Required action - Across all the entries below, how many lines contain the string "caret"? The number by itself is the answer.

Data for analysis -

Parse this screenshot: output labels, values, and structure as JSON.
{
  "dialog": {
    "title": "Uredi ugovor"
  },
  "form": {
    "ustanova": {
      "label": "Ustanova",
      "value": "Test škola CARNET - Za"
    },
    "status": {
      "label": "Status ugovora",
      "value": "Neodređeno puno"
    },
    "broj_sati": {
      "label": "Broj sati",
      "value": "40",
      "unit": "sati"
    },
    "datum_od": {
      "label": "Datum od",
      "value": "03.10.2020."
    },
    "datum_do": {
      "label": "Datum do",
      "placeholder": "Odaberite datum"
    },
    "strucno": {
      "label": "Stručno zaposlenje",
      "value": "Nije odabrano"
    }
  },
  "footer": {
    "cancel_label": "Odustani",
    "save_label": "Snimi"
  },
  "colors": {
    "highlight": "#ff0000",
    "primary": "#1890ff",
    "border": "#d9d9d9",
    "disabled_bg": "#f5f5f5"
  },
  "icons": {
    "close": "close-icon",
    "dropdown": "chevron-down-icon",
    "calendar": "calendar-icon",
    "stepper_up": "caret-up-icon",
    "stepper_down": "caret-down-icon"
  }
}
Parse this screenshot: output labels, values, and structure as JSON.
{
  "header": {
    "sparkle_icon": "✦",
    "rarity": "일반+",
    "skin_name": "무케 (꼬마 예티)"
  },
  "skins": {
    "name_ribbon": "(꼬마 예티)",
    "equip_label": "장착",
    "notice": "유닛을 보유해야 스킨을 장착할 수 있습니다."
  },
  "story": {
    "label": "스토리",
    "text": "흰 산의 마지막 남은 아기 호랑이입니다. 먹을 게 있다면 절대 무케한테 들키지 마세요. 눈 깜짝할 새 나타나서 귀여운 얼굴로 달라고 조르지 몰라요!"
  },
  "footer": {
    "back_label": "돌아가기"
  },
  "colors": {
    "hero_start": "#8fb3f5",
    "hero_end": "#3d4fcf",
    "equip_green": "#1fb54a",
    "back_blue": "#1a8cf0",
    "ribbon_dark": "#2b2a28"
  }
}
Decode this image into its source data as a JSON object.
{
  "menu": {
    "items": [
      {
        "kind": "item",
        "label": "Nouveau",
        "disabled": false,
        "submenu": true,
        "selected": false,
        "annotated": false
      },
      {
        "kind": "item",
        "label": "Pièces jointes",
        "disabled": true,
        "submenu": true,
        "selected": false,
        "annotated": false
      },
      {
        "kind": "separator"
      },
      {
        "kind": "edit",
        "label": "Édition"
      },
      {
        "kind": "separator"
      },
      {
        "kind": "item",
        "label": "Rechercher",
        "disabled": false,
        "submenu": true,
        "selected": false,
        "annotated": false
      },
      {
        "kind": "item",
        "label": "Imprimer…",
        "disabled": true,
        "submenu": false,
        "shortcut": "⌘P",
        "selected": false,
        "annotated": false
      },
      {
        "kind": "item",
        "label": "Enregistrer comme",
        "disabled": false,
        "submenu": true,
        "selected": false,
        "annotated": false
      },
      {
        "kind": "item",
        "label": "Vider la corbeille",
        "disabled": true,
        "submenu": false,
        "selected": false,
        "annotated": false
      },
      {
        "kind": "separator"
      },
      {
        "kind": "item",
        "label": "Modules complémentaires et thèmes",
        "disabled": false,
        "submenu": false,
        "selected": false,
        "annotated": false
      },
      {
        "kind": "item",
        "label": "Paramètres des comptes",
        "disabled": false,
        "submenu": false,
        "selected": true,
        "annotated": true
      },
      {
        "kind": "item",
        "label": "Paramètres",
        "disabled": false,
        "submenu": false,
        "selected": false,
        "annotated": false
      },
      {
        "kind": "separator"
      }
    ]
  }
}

Exercise result - 2